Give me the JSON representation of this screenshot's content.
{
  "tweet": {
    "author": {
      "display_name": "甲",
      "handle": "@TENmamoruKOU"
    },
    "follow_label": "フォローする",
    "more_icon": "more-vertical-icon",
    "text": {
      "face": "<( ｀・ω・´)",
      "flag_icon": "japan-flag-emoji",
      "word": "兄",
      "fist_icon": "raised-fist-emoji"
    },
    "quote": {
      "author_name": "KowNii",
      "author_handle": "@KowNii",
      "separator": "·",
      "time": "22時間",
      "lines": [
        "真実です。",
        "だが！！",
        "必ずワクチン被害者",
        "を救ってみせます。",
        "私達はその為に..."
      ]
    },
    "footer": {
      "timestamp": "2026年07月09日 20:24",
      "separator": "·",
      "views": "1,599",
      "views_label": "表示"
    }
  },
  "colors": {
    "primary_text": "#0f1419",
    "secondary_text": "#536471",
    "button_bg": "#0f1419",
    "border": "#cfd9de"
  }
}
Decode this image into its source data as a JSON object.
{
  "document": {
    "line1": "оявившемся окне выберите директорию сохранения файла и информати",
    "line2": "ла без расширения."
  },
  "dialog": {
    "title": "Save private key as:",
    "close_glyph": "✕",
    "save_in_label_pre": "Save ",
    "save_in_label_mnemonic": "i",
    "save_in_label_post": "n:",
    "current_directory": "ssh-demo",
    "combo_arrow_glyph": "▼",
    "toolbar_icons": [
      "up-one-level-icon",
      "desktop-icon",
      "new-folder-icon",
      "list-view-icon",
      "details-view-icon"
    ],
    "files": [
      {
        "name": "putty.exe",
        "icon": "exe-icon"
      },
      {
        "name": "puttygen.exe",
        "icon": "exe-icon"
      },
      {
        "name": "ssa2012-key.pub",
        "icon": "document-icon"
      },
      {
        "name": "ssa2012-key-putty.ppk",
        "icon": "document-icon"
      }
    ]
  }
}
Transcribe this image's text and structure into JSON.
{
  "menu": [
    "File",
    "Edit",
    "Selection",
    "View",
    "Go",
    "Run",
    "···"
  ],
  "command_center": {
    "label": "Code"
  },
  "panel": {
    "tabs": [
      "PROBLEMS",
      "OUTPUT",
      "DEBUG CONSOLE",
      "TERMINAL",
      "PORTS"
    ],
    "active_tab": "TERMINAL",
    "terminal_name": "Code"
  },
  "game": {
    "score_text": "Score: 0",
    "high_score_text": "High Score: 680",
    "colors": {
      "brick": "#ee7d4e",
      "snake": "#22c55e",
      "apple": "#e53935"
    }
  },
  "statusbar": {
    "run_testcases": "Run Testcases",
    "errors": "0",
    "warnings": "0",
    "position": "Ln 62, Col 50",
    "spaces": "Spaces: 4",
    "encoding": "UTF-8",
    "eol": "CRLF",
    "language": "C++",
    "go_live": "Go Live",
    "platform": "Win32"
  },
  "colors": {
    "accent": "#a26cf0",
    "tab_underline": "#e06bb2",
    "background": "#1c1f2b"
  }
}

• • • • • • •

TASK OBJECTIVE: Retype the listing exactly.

RESULT:
Give me the JSON representation of this screenshot's content.
{
  "tweet": {
    "author": {
      "display_name": "甲",
      "handle": "@TENmamoruKOU"
    },
    "follow_label": "フォローする",
    "more_icon": "more-vertical-icon",
    "text": {
      "face": "<( ｀・ω・´)",
      "flag_icon": "japan-flag-emoji",
      "word": "兄",
      "fist_icon": "raised-fist-emoji"
    },
    "quote": {
      "author_name": "KowNii",
      "author_handle": "@KowNii",
      "separator": "·",
      "time": "22時間",
      "lines": [
        "真実です。",
        "だが！！",
        "必ずワクチン被害者",
        "を救ってみせます。",
        "私達はその為に..."
      ]
    },
    "footer": {
      "timestamp": "2026年07月09日 20:24",
      "separator": "·",
      "views": "1,599",
      "views_label": "表示"
    }
  },
  "colors": {
    "primary_text": "#0f1419",
    "secondary_text": "#536471",
    "button_bg": "#0f1419",
    "border": "#cfd9de"
  }
}
Decode this image into its source data as a JSON object.
{
  "document": {
    "line1": "оявившемся окне выберите директорию сохранения файла и информати",
    "line2": "ла без расширения."
  },
  "dialog": {
    "title": "Save private key as:",
    "close_glyph": "✕",
    "save_in_label_pre": "Save ",
    "save_in_label_mnemonic": "i",
    "save_in_label_post": "n:",
    "current_directory": "ssh-demo",
    "combo_arrow_glyph": "▼",
    "toolbar_icons": [
      "up-one-level-icon",
      "desktop-icon",
      "new-folder-icon",
      "list-view-icon",
      "details-view-icon"
    ],
    "files": [
      {
        "name": "putty.exe",
        "icon": "exe-icon"
      },
      {
        "name": "puttygen.exe",
        "icon": "exe-icon"
      },
      {
        "name": "ssa2012-key.pub",
        "icon": "document-icon"
      },
      {
        "name": "ssa2012-key-putty.ppk",
        "icon": "document-icon"
      }
    ]
  }
}
Transcribe this image's text and structure into JSON.
{
  "menu": [
    "File",
    "Edit",
    "Selection",
    "View",
    "Go",
    "Run",
    "···"
  ],
  "command_center": {
    "label": "Code"
  },
  "panel": {
    "tabs": [
      "PROBLEMS",
      "OUTPUT",
      "DEBUG CONSOLE",
      "TERMINAL",
      "PORTS"
    ],
    "active_tab": "TERMINAL",
    "terminal_name": "Code"
  },
  "game": {
    "score_text": "Score: 0",
    "high_score_text": "High Score: 680",
    "colors": {
      "brick": "#ee7d4e",
      "snake": "#22c55e",
      "apple": "#e53935"
    }
  },
  "statusbar": {
    "run_testcases": "Run Testcases",
    "errors": "0",
    "warnings": "0",
    "position": "Ln 62, Col 50",
    "spaces": "Spaces: 4",
    "encoding": "UTF-8",
    "eol": "CRLF",
    "language": "C++",
    "go_live": "Go Live",
    "platform": "Win32"
  },
  "colors": {
    "accent": "#a26cf0",
    "tab_underline": "#e06bb2",
    "background": "#1c1f2b"
  }
}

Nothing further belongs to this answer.